====== DATA SECTION

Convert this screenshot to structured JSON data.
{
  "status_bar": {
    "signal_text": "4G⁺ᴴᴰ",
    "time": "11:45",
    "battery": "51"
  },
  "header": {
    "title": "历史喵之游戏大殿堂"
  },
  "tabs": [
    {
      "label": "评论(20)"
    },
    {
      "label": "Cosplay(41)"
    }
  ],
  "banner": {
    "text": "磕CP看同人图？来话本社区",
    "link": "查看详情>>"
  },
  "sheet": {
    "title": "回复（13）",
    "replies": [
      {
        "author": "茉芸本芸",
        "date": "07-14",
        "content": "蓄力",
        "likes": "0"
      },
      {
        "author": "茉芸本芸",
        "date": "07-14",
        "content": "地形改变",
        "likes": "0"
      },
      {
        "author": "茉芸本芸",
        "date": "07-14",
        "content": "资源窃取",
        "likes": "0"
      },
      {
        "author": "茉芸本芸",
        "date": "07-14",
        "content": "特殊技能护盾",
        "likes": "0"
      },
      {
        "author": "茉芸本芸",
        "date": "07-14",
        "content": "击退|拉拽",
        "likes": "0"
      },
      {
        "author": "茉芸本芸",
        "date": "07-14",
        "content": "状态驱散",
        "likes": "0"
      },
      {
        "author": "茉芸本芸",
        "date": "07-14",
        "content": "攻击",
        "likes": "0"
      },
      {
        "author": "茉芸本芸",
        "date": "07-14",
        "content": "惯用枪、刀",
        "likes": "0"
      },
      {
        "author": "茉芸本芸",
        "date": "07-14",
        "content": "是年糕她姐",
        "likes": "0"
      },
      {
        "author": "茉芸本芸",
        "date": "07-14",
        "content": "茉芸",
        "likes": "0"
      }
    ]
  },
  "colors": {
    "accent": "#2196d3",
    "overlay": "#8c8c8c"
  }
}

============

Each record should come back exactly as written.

### RESPONSE TO THIS EXERCISE
Convert this screenshot to structured JSON data.
{
  "status_bar": {
    "signal_text": "4G⁺ᴴᴰ",
    "time": "11:45",
    "battery": "51"
  },
  "header": {
    "title": "历史喵之游戏大殿堂"
  },
  "tabs": [
    {
      "label": "评论(20)"
    },
    {
      "label": "Cosplay(41)"
    }
  ],
  "banner": {
    "text": "磕CP看同人图？来话本社区",
    "link": "查看详情>>"
  },
  "sheet": {
    "title": "回复（13）",
    "replies": [
      {
        "author": "茉芸本芸",
        "date": "07-14",
        "content": "蓄力",
        "likes": "0"
      },
      {
        "author": "茉芸本芸",
        "date": "07-14",
        "content": "地形改变",
        "likes": "0"
      },
      {
        "author": "茉芸本芸",
        "date": "07-14",
        "content": "资源窃取",
        "likes": "0"
      },
      {
        "author": "茉芸本芸",
        "date": "07-14",
        "content": "特殊技能护盾",
        "likes": "0"
      },
      {
        "author": "茉芸本芸",
        "date": "07-14",
        "content": "击退|拉拽",
        "likes": "0"
      },
      {
        "author": "茉芸本芸",
        "date": "07-14",
        "content": "状态驱散",
        "likes": "0"
      },
      {
        "author": "茉芸本芸",
        "date": "07-14",
        "content": "攻击",
        "likes": "0"
      },
      {
        "author": "茉芸本芸",
        "date": "07-14",
        "content": "惯用枪、刀",
        "likes": "0"
      },
      {
        "author": "茉芸本芸",
        "date": "07-14",
        "content": "是年糕她姐",
        "likes": "0"
      },
      {
        "author": "茉芸本芸",
        "date": "07-14",
        "content": "茉芸",
        "likes": "0"
      }
    ]
  },
  "colors": {
    "accent": "#2196d3",
    "overlay": "#8c8c8c"
  }
}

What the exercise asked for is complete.